*Instructions to follow*
For this exercise, reproduce the records exactly as they stand and do not carry any images over.

*Data for review*
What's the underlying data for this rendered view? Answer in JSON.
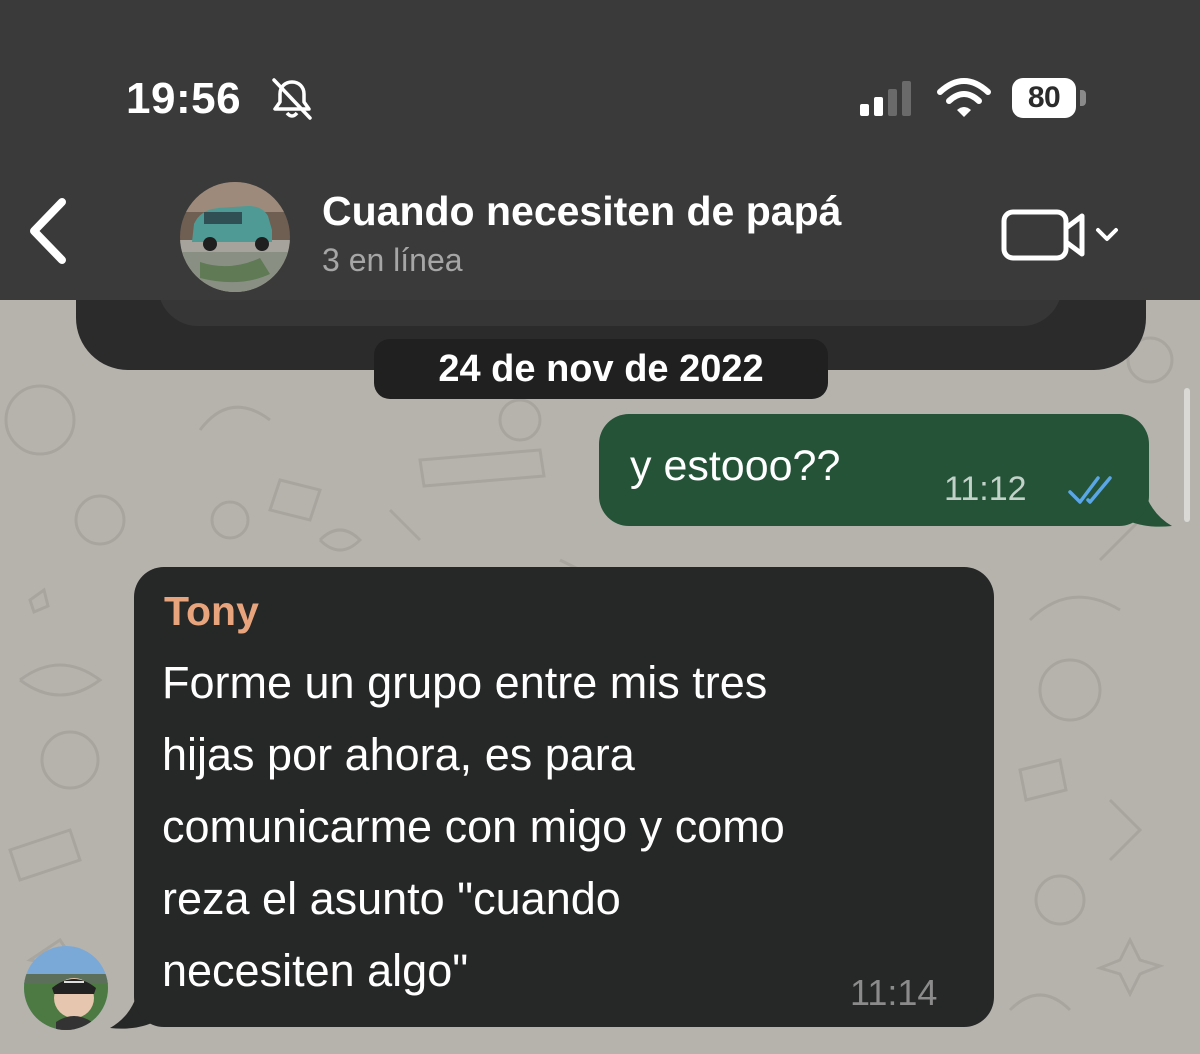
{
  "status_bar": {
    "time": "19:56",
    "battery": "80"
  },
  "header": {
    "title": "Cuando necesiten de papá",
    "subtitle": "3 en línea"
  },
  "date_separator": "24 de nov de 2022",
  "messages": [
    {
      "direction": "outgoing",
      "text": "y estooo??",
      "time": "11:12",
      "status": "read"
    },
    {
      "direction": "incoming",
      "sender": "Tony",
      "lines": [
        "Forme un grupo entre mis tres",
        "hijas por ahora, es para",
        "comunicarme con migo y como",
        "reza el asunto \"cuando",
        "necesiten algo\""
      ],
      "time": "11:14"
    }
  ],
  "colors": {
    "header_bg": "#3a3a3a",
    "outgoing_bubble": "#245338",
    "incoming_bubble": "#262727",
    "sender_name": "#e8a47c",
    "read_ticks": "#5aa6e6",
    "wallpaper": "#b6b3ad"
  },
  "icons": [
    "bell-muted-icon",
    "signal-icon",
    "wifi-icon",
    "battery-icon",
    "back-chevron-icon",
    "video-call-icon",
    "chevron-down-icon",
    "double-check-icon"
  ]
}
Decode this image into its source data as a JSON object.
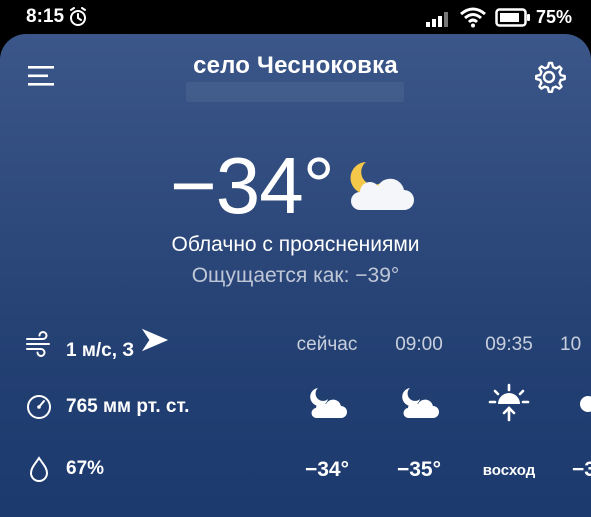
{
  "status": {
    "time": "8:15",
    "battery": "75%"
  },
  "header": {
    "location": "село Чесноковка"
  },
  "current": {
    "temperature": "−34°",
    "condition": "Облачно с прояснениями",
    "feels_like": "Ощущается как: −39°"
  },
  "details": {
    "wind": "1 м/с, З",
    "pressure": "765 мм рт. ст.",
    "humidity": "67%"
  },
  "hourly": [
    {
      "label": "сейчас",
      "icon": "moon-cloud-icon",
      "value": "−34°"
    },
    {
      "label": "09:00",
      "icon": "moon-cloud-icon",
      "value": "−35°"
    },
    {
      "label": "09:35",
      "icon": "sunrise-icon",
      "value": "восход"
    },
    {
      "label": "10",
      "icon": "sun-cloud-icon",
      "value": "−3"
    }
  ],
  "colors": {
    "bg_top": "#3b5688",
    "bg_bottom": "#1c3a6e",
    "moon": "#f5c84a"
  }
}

*Output*
What's the underlying data for this rendered view? Answer in JSON.
{
  "status_bar": {
    "time": "19:56",
    "battery": "80"
  },
  "header": {
    "title": "Cuando necesiten de papá",
    "subtitle": "3 en línea"
  },
  "date_separator": "24 de nov de 2022",
  "messages": [
    {
      "direction": "outgoing",
      "text": "y estooo??",
      "time": "11:12",
      "status": "read"
    },
    {
      "direction": "incoming",
      "sender": "Tony",
      "lines": [
        "Forme un grupo entre mis tres",
        "hijas por ahora, es para",
        "comunicarme con migo y como",
        "reza el asunto \"cuando",
        "necesiten algo\""
      ],
      "time": "11:14"
    }
  ],
  "colors": {
    "header_bg": "#3a3a3a",
    "outgoing_bubble": "#245338",
    "incoming_bubble": "#262727",
    "sender_name": "#e8a47c",
    "read_ticks": "#5aa6e6",
    "wallpaper": "#b6b3ad"
  },
  "icons": [
    "bell-muted-icon",
    "signal-icon",
    "wifi-icon",
    "battery-icon",
    "back-chevron-icon",
    "video-call-icon",
    "chevron-down-icon",
    "double-check-icon"
  ]
}
Decode this image into its source data as a JSON object.
{
  "status": {
    "time": "8:15",
    "battery": "75%"
  },
  "header": {
    "location": "село Чесноковка"
  },
  "current": {
    "temperature": "−34°",
    "condition": "Облачно с прояснениями",
    "feels_like": "Ощущается как: −39°"
  },
  "details": {
    "wind": "1 м/с, З",
    "pressure": "765 мм рт. ст.",
    "humidity": "67%"
  },
  "hourly": [
    {
      "label": "сейчас",
      "icon": "moon-cloud-icon",
      "value": "−34°"
    },
    {
      "label": "09:00",
      "icon": "moon-cloud-icon",
      "value": "−35°"
    },
    {
      "label": "09:35",
      "icon": "sunrise-icon",
      "value": "восход"
    },
    {
      "label": "10",
      "icon": "sun-cloud-icon",
      "value": "−3"
    }
  ],
  "colors": {
    "bg_top": "#3b5688",
    "bg_bottom": "#1c3a6e",
    "moon": "#f5c84a"
  }
}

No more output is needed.